“This makes me really sad on so many levels—sometimes it’s hard to explain how monumental and important certain ‘curated’ music and book stores meant to many of us our whole lives. They are family even if the owners are not personally known—one can recall years later the layout and vibe of a store and what aisle many of our purchased records were displayed—the stores were like real human teachers and friends. Other Music was a great one. Very small and only stocked what they thought were worthwhile records—often with index card descriptions of them on display.”
“Sometimes it’s hard to explain how monumental and important certain ‘curated’ music and book stores meant to many of us our whole lives.

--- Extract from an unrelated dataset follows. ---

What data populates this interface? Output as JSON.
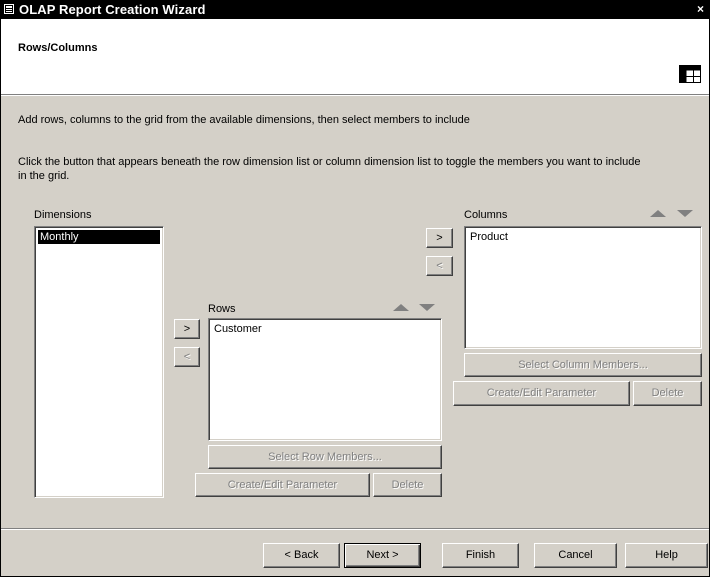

They are family even if the owners are not personally known.”—Hal Willner
“The employees knew what was there and advised. As a music producer there were countless artists whose work I discovered at Other Music and later contacted and worked with—most notably OM is where Lou Reed and I first encountered Anohni [Antony & the Johnsons at the time]’s records and music, which led to so many beautiful collaborations—I use and love downloading music and ordering online but there is nothing like browsing in a real book and record store and losing them like we are is tragic. Actually, last week, I was wondering why there were no banks or drug stores on that block. Ugh.”

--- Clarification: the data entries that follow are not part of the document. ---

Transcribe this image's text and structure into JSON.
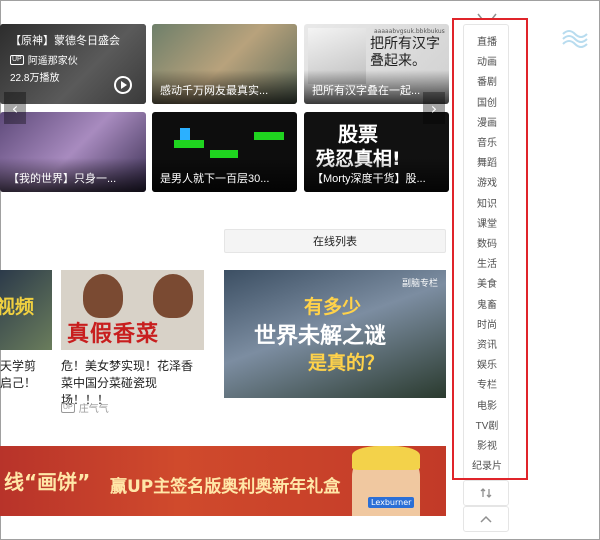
{
  "cards": [
    {
      "title": "【原神】蒙德冬日盛会",
      "up": "阿遥那家伙",
      "views": "22.8万播放",
      "up_badge": "UP"
    },
    {
      "caption": "感动千万网友最真实..."
    },
    {
      "caption": "把所有汉字叠在一起...",
      "overlay_title": "把所有汉字叠起来。",
      "overlay_small": "aaaaabvgsuk.bbkbukus"
    },
    {
      "caption": "【我的世界】只身一..."
    },
    {
      "caption": "是男人就下一百层30..."
    },
    {
      "caption": "【Morty深度干货】股...",
      "overlay_line1": "股票",
      "overlay_line2": "残忍真相!"
    }
  ],
  "online_list_label": "在线列表",
  "row2": [
    {
      "overlay": "视频",
      "caption_lines": [
        "天学剪",
        "启己！"
      ]
    },
    {
      "overlay": "真假香菜",
      "caption": "危！美女梦实现！花泽香菜中国分菜碰瓷现场！！！",
      "up": "庄气气",
      "up_badge": "UP"
    },
    {
      "overlay_line1": "有多少",
      "overlay_line2": "世界未解之谜",
      "overlay_line3": "是真的？",
      "tag": "副脑专栏"
    }
  ],
  "banner": {
    "left_text": "线“画饼”",
    "main_text": "赢UP主签名版奥利奥新年礼盒",
    "person_tag": "Lexburner"
  },
  "sidebar": {
    "items": [
      "直播",
      "动画",
      "番剧",
      "国创",
      "漫画",
      "音乐",
      "舞蹈",
      "游戏",
      "知识",
      "课堂",
      "数码",
      "生活",
      "美食",
      "鬼畜",
      "时尚",
      "资讯",
      "娱乐",
      "专栏",
      "电影",
      "TV剧",
      "影视",
      "纪录片"
    ],
    "sort_icon": "sort-icon",
    "top_icon": "back-to-top-icon"
  },
  "colors": {
    "highlight": "#e0242a",
    "accent_blue": "#00a1d6"
  }
}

“Other music has been the perfect urban hipster store—where the intersection between alternative rock, black free jazz, electronica, punk, and white noise avant-garde has played out on their floor like a symphony of parts that are meant to flow together in a natural way. It’s something about the vibe of the store that allows this to happen.”

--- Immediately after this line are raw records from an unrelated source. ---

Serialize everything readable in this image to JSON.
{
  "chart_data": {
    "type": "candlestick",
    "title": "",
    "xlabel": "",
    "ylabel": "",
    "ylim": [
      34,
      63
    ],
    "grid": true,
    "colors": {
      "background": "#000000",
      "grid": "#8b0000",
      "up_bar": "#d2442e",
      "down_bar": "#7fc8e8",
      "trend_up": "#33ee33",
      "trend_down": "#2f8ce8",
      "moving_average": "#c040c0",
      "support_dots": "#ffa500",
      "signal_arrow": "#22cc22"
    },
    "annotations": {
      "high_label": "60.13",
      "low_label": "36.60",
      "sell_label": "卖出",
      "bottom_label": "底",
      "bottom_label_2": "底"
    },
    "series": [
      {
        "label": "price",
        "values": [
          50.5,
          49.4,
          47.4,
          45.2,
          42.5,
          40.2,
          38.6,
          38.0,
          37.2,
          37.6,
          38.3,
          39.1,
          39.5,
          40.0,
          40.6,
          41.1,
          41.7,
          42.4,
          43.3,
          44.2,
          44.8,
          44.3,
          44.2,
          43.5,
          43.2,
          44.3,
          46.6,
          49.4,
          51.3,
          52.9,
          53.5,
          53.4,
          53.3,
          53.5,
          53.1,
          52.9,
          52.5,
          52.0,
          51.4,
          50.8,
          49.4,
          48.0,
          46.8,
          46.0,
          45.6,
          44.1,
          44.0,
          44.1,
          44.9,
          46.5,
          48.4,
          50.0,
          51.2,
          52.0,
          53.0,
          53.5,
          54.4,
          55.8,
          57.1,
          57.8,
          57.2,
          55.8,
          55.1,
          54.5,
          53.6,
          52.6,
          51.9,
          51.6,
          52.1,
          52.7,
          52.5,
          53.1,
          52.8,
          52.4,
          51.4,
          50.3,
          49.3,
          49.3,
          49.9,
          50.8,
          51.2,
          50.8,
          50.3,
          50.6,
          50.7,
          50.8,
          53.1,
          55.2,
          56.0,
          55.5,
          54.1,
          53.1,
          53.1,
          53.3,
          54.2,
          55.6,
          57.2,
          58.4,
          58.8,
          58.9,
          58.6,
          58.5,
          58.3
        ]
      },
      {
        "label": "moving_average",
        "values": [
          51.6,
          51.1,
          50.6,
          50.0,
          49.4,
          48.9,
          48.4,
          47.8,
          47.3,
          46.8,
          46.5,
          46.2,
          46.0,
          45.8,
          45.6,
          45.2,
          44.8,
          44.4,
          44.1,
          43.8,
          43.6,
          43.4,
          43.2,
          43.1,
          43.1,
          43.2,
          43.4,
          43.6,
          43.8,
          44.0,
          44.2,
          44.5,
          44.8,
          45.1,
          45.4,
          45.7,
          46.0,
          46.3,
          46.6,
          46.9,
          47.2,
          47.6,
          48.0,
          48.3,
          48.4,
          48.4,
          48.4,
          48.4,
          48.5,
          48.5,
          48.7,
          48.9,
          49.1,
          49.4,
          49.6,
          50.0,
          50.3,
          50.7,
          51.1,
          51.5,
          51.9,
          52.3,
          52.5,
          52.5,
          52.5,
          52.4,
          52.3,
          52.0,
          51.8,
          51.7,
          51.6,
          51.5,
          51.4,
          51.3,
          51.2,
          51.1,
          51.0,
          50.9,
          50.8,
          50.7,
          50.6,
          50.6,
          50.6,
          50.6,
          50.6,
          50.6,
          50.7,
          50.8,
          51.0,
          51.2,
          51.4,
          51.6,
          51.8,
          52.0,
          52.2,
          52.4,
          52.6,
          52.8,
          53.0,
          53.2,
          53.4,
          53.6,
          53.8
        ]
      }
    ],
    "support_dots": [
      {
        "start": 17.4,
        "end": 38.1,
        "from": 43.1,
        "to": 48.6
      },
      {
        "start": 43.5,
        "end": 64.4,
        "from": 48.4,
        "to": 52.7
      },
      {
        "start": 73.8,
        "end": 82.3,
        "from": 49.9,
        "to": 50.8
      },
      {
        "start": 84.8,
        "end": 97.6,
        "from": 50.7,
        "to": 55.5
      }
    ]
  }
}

“First of all, the staff is really passionate about all types of music—and they are always on the look out for the less obvious in any genre—but there is an overriding intelligence that informs all their choices about what they decide to highlight. And there is just something damn cool about this store. I don’t know, it might be all the used back issues of the wire magazine on the shelf that help give the store its ambience—or the obscure musical journals on the magazine shelf—but this store is cool in a way that was never just trendy, it doesn’t ‘try too hard’—it’s cool because of the passion the store engenders in trying to find where all these musical thought forms and sociologies intersect.”
“I remember when Other Music opened, it was known as the coolest music store in town. So being my usual uncomfortable self, I was reluctant to go there. But when I finally did, I was not only blown away by the selection, the guy behind the counter was friendly and chatty. I’m sorry another piece of N.Y. cultural history is going away!”
“The influence of Other Music went far beyond New York City. I never lived in N.Y. (just visited the store on tour), but the thoughtful reviews on their web store and email newsletter were crucial to me for keeping up with new releases and re-issues, especially for ambient/electronic music and psych records. Especially valuable for people like me who feel lost in a huge place like Amoeba or intimidated walking into a teeny tiny boutique record shop, Other Music was just that perfect size to be well-curated but not overwhelming, and thus a little more user-friendly.”
“Though ultimately, the generous folks at shops like Other Music and Aquarius in SF were/are doing a lot of unpaid labor, as people seek out their recommendations online only to stream them/rip them off from somewhere. Still I think you get something out of the words of a record store employee that you can’t get from what gets published from sites who are trying to sell clicks, not records.”